### [Input for this task]
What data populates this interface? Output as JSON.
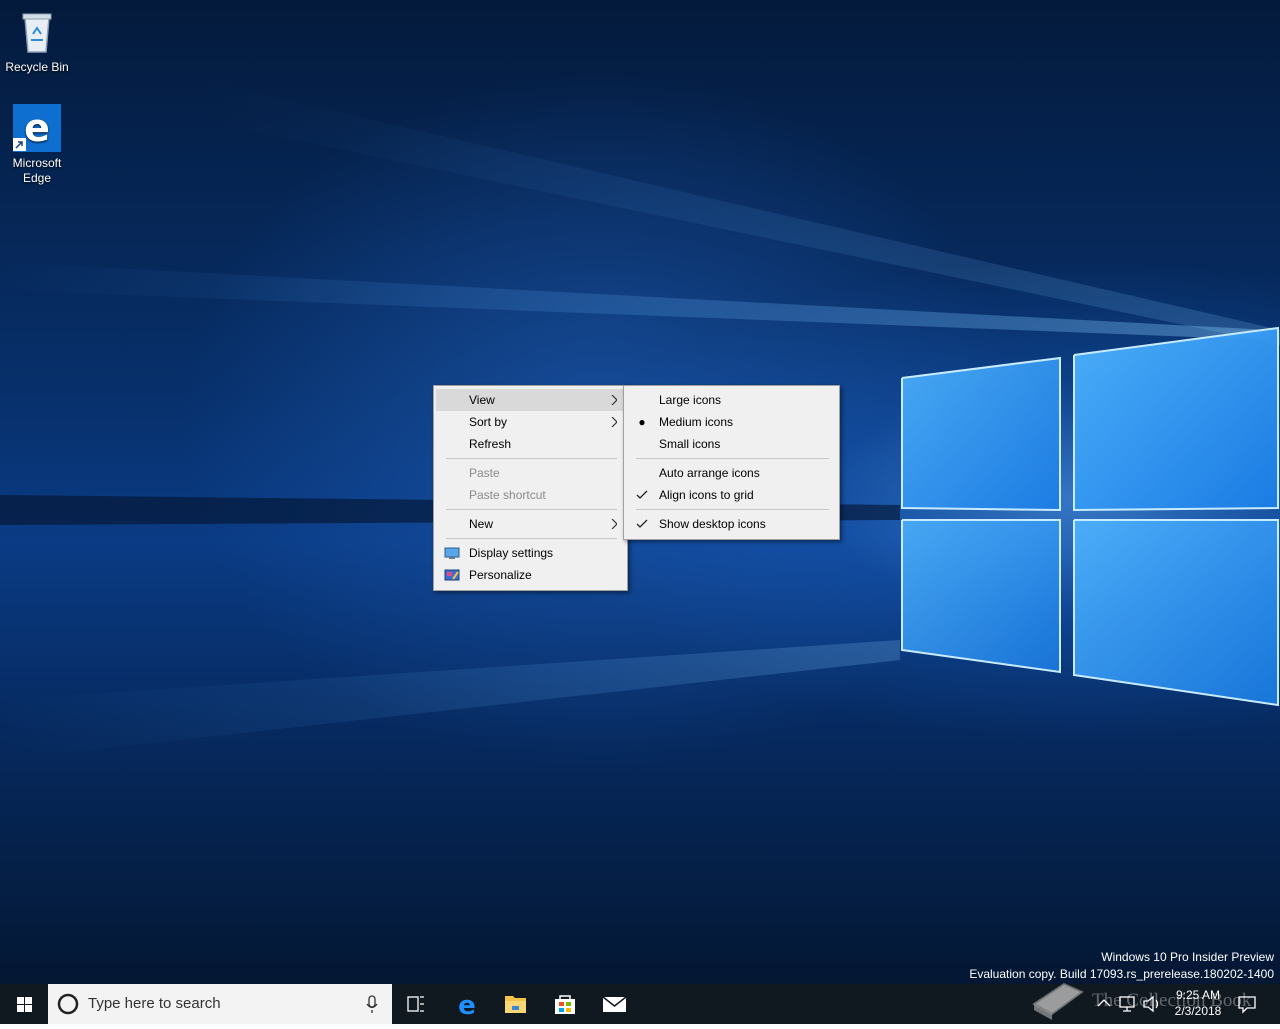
{
  "desktop": {
    "icons": [
      {
        "label": "Recycle Bin",
        "icon": "recycle-bin-icon"
      },
      {
        "label": "Microsoft Edge",
        "icon": "edge-icon"
      }
    ]
  },
  "context_menu": {
    "items": [
      {
        "label": "View",
        "submenu": true,
        "highlighted": true
      },
      {
        "label": "Sort by",
        "submenu": true
      },
      {
        "label": "Refresh"
      },
      {
        "label": "Paste",
        "disabled": true
      },
      {
        "label": "Paste shortcut",
        "disabled": true
      },
      {
        "label": "New",
        "submenu": true
      },
      {
        "label": "Display settings",
        "icon": "display-settings-icon"
      },
      {
        "label": "Personalize",
        "icon": "personalize-icon"
      }
    ]
  },
  "view_submenu": {
    "items": [
      {
        "label": "Large icons"
      },
      {
        "label": "Medium icons",
        "mark": "bullet"
      },
      {
        "label": "Small icons"
      },
      {
        "label": "Auto arrange icons"
      },
      {
        "label": "Align icons to grid",
        "mark": "check"
      },
      {
        "label": "Show desktop icons",
        "mark": "check"
      }
    ]
  },
  "watermark": {
    "line1": "Windows 10 Pro Insider Preview",
    "line2": "Evaluation copy. Build 17093.rs_prerelease.180202-1400"
  },
  "taskbar": {
    "search_placeholder": "Type here to search",
    "clock_time": "9:25 AM",
    "clock_date": "2/3/2018",
    "pinned": [
      "task-view-icon",
      "edge-icon",
      "file-explorer-icon",
      "store-icon",
      "mail-icon"
    ]
  },
  "overlay_logo": {
    "text": "The Collection Book"
  },
  "colors": {
    "menu_bg": "#f0f0f0",
    "menu_highlight": "#d9d9d9",
    "taskbar_bg": "#101820",
    "edge_blue": "#0f6fd1"
  }
}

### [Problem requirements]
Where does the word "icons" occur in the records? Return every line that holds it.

### [Answer for the task]
    "icons": [
        "label": "Large icons"
        "label": "Medium icons",
        "label": "Small icons"
        "label": "Auto arrange icons"
        "label": "Align icons to grid",
        "label": "Show desktop icons",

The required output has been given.